==== RECORDS FOR THIS EXERCISE ====

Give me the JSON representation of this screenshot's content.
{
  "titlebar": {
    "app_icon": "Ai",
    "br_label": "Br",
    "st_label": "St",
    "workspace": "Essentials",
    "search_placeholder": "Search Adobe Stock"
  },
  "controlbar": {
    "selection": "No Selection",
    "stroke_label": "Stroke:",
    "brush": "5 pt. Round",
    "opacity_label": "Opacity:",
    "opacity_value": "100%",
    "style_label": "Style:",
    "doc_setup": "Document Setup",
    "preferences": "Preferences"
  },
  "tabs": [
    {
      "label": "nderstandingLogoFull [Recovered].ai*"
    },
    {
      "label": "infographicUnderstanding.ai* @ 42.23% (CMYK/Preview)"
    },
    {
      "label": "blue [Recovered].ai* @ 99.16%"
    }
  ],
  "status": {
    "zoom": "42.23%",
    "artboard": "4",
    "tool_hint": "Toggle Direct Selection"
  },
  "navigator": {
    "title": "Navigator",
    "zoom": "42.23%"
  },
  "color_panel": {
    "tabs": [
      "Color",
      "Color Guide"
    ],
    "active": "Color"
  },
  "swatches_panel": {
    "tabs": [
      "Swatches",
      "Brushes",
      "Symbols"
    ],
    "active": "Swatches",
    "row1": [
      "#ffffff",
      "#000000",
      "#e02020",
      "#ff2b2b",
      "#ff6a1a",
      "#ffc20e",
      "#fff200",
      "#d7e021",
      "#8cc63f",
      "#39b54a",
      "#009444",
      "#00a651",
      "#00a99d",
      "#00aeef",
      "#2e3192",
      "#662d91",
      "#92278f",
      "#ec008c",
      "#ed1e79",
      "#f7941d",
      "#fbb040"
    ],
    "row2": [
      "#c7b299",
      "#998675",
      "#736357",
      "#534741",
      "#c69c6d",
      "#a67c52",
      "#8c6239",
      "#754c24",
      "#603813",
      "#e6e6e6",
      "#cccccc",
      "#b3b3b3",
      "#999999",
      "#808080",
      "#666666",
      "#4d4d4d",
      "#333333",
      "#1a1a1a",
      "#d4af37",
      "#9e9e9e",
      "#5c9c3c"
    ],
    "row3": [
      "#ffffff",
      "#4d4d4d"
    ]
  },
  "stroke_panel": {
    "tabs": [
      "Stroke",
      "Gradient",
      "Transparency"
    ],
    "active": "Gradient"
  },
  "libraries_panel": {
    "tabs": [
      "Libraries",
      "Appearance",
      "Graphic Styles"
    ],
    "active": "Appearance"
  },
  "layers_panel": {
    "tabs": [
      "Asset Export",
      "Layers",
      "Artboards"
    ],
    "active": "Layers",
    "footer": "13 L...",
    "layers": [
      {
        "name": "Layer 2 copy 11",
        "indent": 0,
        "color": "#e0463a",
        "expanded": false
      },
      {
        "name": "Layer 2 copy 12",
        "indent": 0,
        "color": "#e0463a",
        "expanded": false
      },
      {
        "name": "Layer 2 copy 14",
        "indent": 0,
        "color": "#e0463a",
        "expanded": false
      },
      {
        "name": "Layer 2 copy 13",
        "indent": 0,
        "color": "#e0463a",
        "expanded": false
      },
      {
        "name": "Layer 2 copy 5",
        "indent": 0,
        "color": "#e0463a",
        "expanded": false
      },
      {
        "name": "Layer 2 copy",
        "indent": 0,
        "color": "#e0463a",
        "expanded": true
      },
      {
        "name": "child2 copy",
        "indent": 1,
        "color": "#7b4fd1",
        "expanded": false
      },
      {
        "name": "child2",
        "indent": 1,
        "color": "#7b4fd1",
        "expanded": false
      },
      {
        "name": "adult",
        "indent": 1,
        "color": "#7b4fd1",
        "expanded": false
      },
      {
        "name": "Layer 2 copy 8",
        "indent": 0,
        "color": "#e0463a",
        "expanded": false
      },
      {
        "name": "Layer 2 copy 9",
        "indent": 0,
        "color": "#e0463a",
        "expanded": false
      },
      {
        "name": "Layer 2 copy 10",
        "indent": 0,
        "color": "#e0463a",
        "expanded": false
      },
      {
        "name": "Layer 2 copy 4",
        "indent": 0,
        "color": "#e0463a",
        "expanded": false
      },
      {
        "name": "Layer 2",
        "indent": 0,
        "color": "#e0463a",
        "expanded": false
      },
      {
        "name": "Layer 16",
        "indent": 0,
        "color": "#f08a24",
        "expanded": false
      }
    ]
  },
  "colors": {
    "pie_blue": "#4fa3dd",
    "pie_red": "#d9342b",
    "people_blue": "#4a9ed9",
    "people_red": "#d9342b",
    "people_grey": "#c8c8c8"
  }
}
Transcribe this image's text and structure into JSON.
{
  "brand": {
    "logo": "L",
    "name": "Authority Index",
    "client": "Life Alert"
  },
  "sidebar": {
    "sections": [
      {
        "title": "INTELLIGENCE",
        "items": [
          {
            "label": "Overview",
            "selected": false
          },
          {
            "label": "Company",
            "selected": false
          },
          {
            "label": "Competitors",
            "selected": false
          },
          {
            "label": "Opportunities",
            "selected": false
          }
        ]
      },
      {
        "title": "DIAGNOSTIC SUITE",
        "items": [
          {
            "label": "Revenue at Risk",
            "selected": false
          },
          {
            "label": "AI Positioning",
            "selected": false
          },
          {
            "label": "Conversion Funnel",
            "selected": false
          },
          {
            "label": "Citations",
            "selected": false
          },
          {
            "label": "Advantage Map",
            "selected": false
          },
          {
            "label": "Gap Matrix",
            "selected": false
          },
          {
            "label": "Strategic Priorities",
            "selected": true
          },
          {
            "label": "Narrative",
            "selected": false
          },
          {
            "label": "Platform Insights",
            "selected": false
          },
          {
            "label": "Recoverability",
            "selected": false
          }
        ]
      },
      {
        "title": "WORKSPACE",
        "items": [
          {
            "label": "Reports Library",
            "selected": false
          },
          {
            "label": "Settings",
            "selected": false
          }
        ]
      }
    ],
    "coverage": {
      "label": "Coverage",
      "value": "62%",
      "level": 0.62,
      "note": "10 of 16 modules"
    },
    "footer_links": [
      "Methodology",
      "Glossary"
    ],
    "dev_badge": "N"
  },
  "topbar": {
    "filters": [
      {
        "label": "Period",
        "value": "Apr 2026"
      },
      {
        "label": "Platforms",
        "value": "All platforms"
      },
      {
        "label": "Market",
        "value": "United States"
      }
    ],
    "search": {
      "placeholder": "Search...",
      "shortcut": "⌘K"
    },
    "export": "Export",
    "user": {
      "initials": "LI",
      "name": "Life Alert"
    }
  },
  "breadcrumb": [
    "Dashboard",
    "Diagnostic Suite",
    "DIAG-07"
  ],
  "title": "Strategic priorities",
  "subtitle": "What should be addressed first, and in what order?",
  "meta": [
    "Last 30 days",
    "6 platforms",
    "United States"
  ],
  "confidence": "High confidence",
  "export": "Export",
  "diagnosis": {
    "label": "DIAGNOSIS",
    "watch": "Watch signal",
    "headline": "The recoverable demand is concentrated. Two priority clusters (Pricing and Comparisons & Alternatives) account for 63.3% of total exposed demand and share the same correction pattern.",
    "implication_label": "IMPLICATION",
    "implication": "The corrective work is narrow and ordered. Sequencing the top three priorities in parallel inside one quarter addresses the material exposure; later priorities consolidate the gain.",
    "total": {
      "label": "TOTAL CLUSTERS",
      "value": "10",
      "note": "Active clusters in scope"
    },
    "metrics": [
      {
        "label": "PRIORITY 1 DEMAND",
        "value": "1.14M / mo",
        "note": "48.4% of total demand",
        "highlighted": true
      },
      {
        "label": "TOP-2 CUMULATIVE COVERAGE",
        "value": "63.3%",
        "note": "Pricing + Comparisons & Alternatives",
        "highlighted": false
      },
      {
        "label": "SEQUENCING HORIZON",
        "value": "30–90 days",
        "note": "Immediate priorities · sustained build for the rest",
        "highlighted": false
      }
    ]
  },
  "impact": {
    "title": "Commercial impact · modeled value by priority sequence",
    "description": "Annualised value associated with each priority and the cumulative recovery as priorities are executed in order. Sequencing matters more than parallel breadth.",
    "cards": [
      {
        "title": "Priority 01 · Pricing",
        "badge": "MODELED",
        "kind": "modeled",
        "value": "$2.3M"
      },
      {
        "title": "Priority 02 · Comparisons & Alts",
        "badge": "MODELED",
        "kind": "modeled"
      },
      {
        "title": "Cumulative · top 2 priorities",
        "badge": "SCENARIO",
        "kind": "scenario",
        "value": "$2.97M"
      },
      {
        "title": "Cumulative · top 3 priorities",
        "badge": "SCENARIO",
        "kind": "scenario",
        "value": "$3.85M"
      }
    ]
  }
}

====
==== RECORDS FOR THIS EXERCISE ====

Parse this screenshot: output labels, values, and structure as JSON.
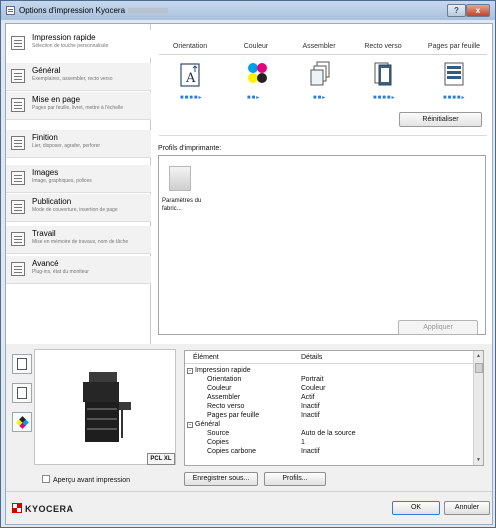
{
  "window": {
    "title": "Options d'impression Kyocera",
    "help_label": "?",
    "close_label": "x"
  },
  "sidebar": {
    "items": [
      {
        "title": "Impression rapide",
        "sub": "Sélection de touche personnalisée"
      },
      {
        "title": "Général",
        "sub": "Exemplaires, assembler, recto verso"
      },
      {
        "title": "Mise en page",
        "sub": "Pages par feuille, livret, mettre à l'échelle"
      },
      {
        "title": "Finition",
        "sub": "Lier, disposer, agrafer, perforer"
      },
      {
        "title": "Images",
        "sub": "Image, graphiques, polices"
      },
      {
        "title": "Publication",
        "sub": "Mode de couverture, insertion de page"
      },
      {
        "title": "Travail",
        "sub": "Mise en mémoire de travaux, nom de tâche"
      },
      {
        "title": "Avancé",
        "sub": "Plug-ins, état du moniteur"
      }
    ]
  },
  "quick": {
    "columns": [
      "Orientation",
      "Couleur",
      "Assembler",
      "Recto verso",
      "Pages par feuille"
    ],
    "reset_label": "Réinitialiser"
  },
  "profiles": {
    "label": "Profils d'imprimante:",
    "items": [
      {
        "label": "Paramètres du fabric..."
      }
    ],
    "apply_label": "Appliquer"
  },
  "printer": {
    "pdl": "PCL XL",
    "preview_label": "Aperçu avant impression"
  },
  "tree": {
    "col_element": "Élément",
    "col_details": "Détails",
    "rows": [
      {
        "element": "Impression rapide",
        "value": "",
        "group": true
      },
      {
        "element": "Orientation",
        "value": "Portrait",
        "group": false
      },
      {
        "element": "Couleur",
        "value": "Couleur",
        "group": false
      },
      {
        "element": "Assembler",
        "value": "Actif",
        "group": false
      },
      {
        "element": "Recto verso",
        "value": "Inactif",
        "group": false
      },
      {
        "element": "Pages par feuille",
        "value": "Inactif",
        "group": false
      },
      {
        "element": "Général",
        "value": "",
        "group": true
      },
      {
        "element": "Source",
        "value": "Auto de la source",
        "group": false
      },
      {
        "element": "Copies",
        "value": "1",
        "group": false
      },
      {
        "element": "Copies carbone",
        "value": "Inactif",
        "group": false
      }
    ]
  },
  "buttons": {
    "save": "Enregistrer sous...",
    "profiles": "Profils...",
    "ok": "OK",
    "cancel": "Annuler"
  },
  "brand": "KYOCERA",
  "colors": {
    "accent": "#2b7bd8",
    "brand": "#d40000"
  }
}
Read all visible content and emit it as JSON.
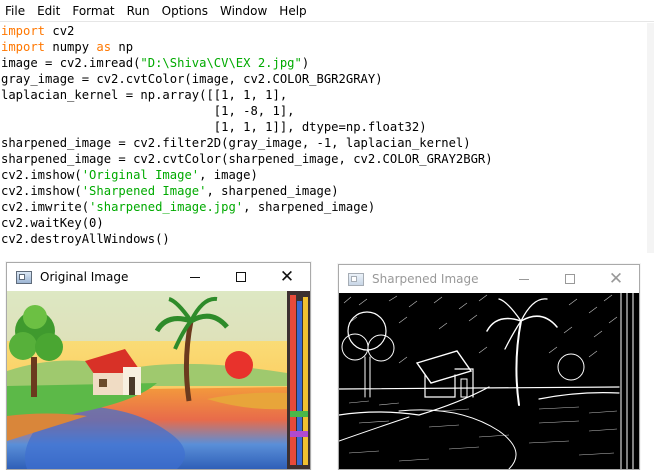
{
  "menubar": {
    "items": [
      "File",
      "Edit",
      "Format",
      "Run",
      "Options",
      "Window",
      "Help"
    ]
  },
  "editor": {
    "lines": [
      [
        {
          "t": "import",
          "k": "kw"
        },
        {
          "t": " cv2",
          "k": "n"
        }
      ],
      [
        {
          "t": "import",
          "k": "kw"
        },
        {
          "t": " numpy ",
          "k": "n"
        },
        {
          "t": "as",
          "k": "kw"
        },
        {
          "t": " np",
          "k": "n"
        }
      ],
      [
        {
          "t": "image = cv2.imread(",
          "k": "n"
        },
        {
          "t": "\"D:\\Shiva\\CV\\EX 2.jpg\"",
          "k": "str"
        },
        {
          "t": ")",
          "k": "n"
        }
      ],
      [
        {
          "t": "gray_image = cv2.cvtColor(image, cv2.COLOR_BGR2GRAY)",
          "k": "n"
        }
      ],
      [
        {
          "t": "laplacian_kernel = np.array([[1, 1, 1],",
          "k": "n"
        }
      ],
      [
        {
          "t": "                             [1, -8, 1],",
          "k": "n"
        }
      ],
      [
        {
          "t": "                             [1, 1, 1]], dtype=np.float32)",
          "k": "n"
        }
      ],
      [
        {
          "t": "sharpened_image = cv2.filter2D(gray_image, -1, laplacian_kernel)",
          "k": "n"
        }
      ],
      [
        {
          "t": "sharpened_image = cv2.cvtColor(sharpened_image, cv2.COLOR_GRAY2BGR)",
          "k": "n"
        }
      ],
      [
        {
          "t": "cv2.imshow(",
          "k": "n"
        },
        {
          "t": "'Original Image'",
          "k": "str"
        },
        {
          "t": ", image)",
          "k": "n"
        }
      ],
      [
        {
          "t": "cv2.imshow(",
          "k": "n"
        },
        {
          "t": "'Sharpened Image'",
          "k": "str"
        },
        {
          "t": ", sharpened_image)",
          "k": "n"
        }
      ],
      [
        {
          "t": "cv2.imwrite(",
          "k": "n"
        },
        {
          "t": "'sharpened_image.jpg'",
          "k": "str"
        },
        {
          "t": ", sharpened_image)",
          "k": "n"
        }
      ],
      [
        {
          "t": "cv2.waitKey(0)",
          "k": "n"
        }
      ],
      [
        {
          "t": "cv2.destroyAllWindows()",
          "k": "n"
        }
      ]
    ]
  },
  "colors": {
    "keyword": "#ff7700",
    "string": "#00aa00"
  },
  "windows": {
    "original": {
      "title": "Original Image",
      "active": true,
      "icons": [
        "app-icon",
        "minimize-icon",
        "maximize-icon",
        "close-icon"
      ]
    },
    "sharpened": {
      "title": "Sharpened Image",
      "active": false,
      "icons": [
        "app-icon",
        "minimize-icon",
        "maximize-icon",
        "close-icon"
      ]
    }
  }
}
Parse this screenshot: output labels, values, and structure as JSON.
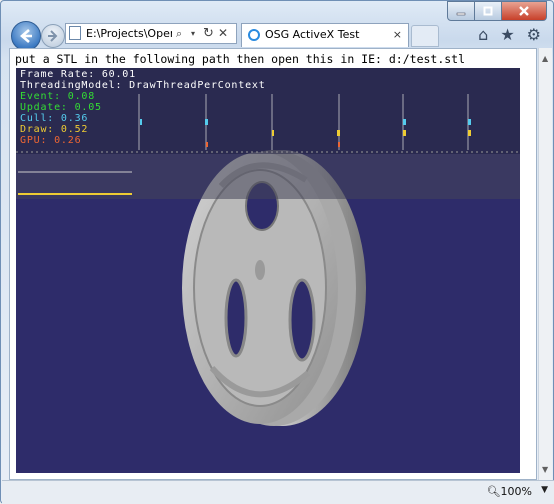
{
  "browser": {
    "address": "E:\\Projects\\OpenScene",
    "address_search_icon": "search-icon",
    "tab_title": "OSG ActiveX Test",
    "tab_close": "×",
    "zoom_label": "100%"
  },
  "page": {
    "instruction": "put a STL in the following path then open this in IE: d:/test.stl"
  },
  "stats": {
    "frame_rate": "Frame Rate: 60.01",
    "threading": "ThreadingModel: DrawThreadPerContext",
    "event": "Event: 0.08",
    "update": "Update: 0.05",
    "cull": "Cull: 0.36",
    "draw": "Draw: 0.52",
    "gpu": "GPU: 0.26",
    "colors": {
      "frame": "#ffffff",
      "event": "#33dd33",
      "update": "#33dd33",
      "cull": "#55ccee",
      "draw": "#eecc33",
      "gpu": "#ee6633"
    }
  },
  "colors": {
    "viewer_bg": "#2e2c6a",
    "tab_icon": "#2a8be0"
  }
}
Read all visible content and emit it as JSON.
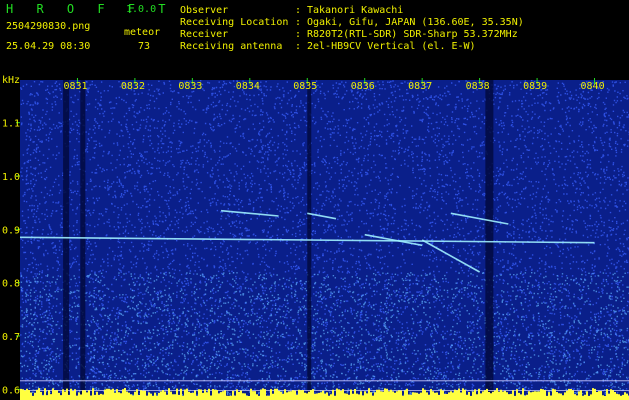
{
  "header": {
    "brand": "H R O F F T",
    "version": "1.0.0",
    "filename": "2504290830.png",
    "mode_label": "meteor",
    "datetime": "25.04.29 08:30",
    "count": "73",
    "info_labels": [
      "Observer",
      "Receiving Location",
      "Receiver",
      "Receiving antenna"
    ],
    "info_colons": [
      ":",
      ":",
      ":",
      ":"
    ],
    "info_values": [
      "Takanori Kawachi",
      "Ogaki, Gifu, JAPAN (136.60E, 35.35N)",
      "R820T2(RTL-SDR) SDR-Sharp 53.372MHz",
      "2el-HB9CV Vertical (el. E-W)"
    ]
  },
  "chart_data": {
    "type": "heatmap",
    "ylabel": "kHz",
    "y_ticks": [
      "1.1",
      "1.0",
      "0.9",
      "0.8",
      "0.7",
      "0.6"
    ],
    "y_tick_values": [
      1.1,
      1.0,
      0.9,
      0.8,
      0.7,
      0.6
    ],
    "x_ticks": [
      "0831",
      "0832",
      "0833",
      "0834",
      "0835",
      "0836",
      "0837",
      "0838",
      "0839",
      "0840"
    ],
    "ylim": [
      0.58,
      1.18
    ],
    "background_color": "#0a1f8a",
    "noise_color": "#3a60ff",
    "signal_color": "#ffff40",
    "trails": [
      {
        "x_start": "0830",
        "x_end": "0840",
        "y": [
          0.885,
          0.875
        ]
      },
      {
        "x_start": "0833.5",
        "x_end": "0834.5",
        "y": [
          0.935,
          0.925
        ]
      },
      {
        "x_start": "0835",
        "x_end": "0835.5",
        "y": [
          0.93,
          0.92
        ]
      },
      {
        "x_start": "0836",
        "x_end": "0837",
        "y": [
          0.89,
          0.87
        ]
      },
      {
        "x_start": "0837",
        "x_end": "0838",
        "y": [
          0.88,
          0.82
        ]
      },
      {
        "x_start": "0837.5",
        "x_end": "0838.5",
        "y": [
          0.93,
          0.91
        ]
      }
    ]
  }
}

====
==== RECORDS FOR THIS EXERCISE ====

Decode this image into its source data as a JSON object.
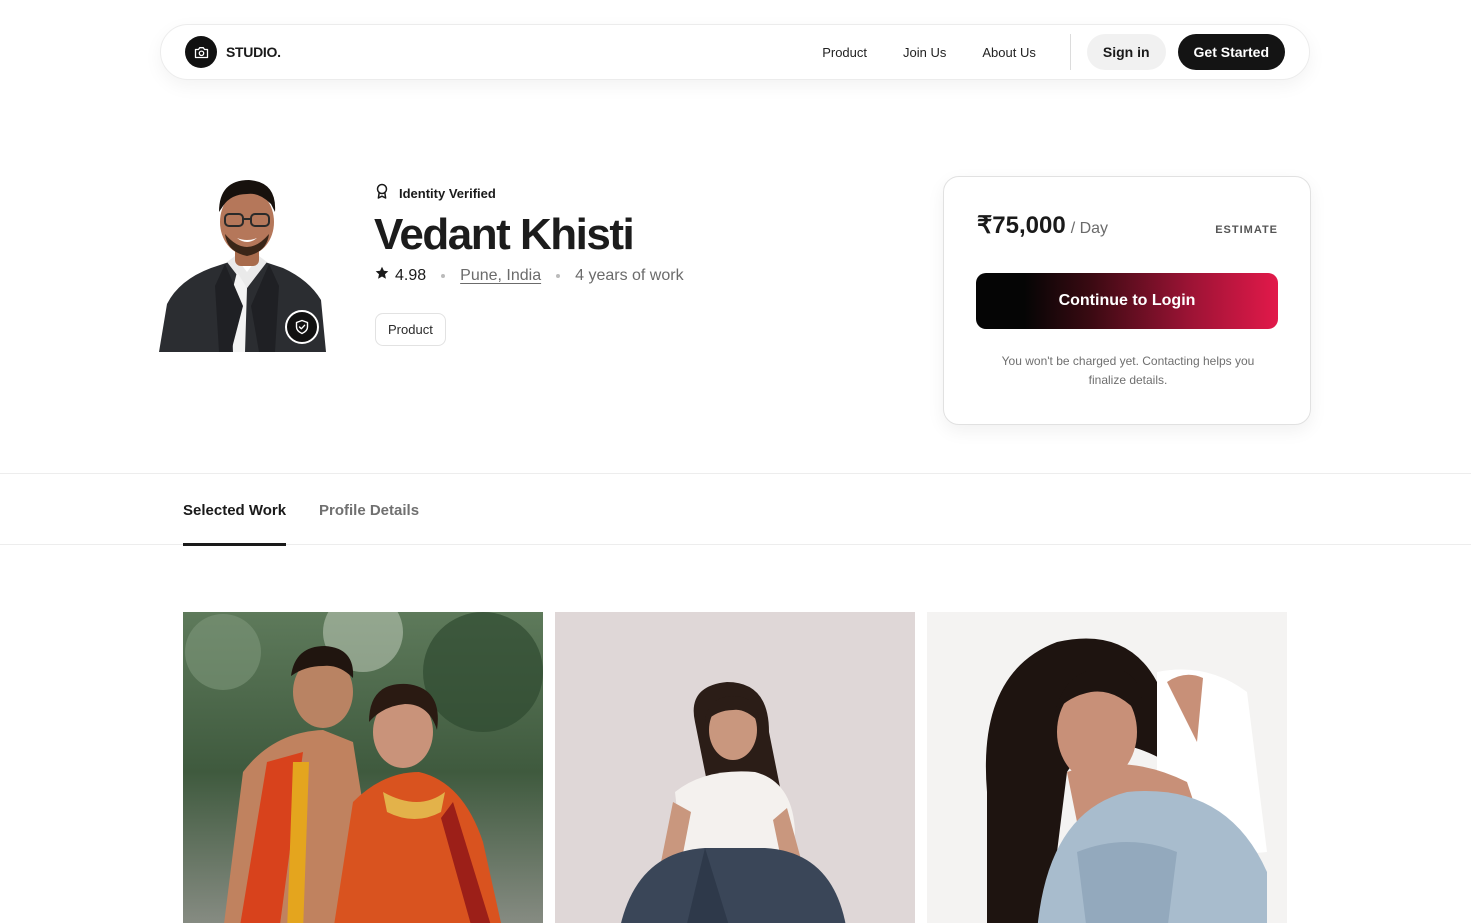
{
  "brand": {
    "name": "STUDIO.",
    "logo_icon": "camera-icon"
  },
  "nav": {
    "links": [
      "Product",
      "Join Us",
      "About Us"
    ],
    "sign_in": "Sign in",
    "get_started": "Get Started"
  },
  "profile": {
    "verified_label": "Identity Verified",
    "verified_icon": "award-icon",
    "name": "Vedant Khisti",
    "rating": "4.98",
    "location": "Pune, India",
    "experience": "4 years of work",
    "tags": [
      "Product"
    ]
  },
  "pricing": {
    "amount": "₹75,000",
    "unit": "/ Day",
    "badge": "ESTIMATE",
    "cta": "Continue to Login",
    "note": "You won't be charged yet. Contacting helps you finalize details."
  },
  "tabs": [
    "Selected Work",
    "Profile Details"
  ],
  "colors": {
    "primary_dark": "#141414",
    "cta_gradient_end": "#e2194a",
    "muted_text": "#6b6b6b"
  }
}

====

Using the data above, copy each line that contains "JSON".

Give me the JSON representation of this screenshot's content.
Transcribe this image's text and structure into JSON.
Parse this screenshot: output labels, values, and structure as JSON.
Read all visible content and emit it as JSON.
Parse this screenshot: output labels, values, and structure as JSON.
Read all visible content and emit it as JSON.
Decode this image into its source data as a JSON object.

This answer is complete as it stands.